[Recorded information — start]

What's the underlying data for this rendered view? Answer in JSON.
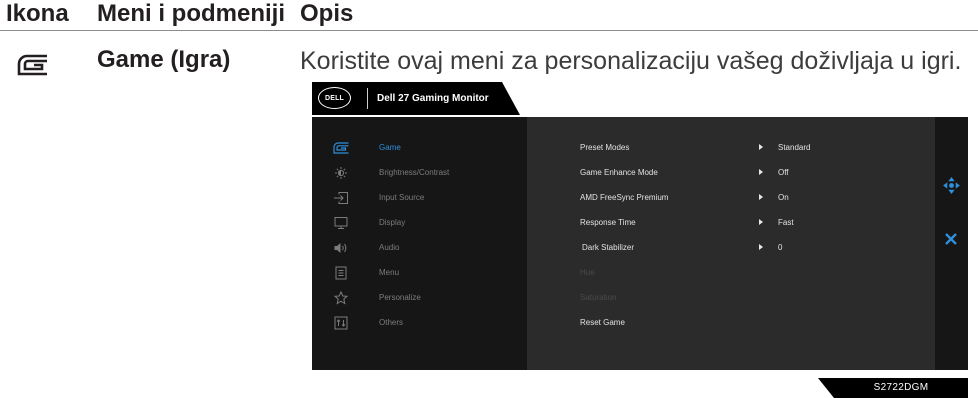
{
  "table": {
    "headers": {
      "icon": "Ikona",
      "menu": "Meni i podmeniji",
      "description": "Opis"
    },
    "row": {
      "icon": "game-icon",
      "menu": "Game (Igra)",
      "description": "Koristite ovaj meni za personalizaciju vašeg doživljaja u igri."
    }
  },
  "osd": {
    "logo_text": "DELL",
    "title": "Dell 27 Gaming Monitor",
    "menu": [
      {
        "label": "Game",
        "icon": "game-icon",
        "selected": true
      },
      {
        "label": "Brightness/Contrast",
        "icon": "brightness-icon",
        "selected": false
      },
      {
        "label": "Input Source",
        "icon": "input-source-icon",
        "selected": false
      },
      {
        "label": "Display",
        "icon": "display-icon",
        "selected": false
      },
      {
        "label": "Audio",
        "icon": "speaker-icon",
        "selected": false
      },
      {
        "label": "Menu",
        "icon": "menu-icon",
        "selected": false
      },
      {
        "label": "Personalize",
        "icon": "star-icon",
        "selected": false
      },
      {
        "label": "Others",
        "icon": "others-icon",
        "selected": false
      }
    ],
    "submenu": [
      {
        "label": "Preset Modes",
        "value": "Standard",
        "enabled": true,
        "has_arrow": true
      },
      {
        "label": "Game Enhance Mode",
        "value": "Off",
        "enabled": true,
        "has_arrow": true
      },
      {
        "label": "AMD FreeSync Premium",
        "value": "On",
        "enabled": true,
        "has_arrow": true
      },
      {
        "label": "Response Time",
        "value": "Fast",
        "enabled": true,
        "has_arrow": true
      },
      {
        "label": "Dark Stabilizer",
        "value": "0",
        "enabled": true,
        "has_arrow": true
      },
      {
        "label": "Hue",
        "enabled": false,
        "has_arrow": false
      },
      {
        "label": "Saturation",
        "enabled": false,
        "has_arrow": false
      },
      {
        "label": "Reset Game",
        "enabled": true,
        "has_arrow": false
      }
    ],
    "side_controls": {
      "navigate_icon": "joystick-icon",
      "close_icon": "close-icon"
    },
    "model": "S2722DGM"
  },
  "colors": {
    "accent": "#2f8fdb",
    "osd_text": "#e2e2e2",
    "osd_muted": "#7c7c7c",
    "osd_disabled": "#4a4a4a",
    "text": "#231f20"
  }
}
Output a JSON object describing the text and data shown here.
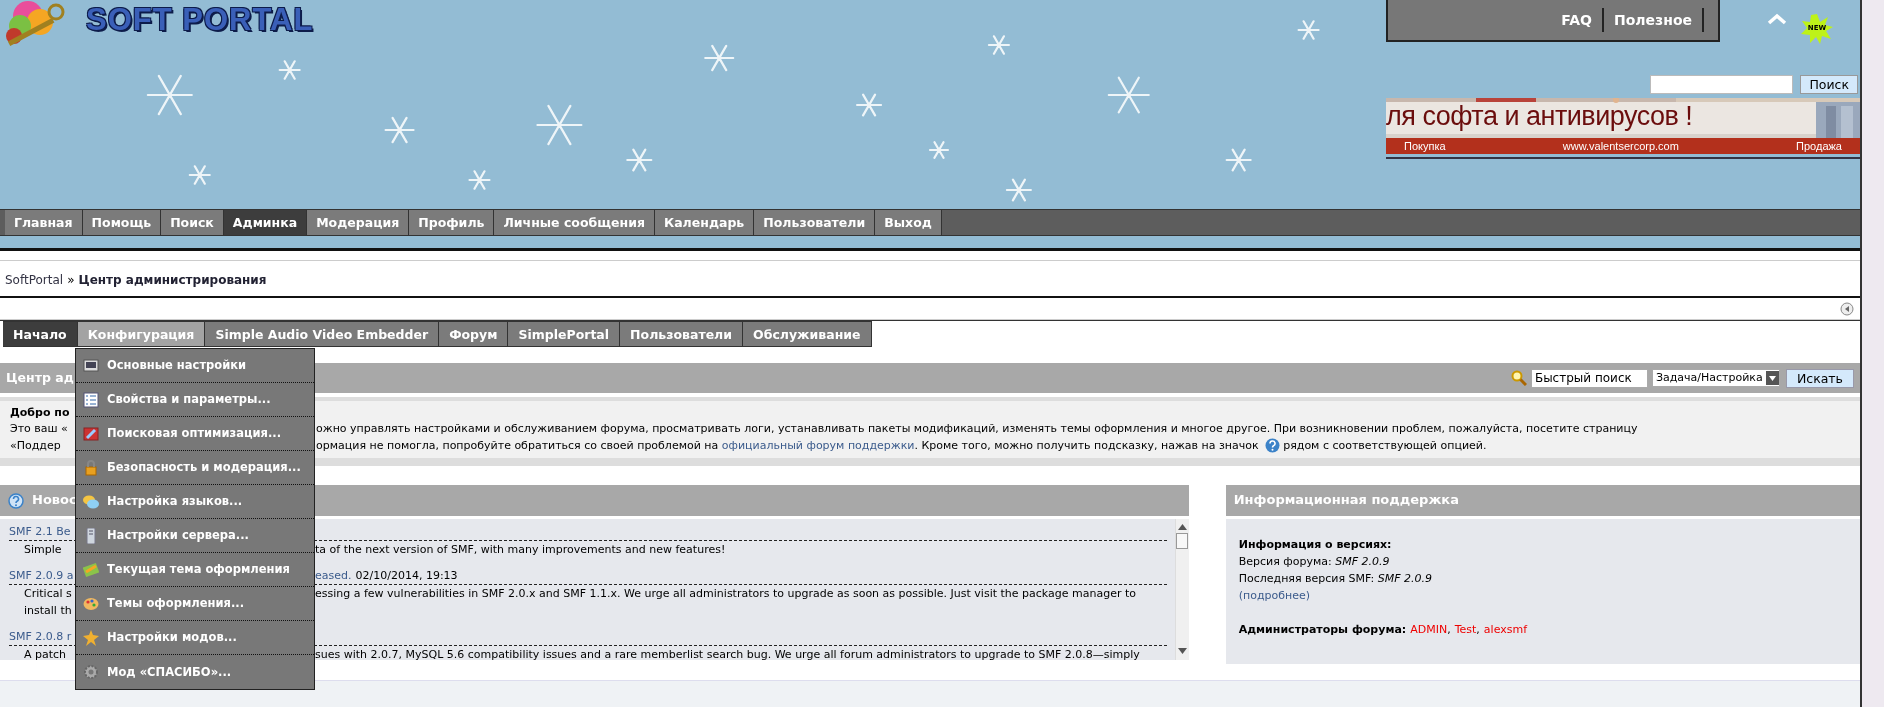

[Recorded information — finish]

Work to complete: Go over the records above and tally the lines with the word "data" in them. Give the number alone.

Solution for this problem: 2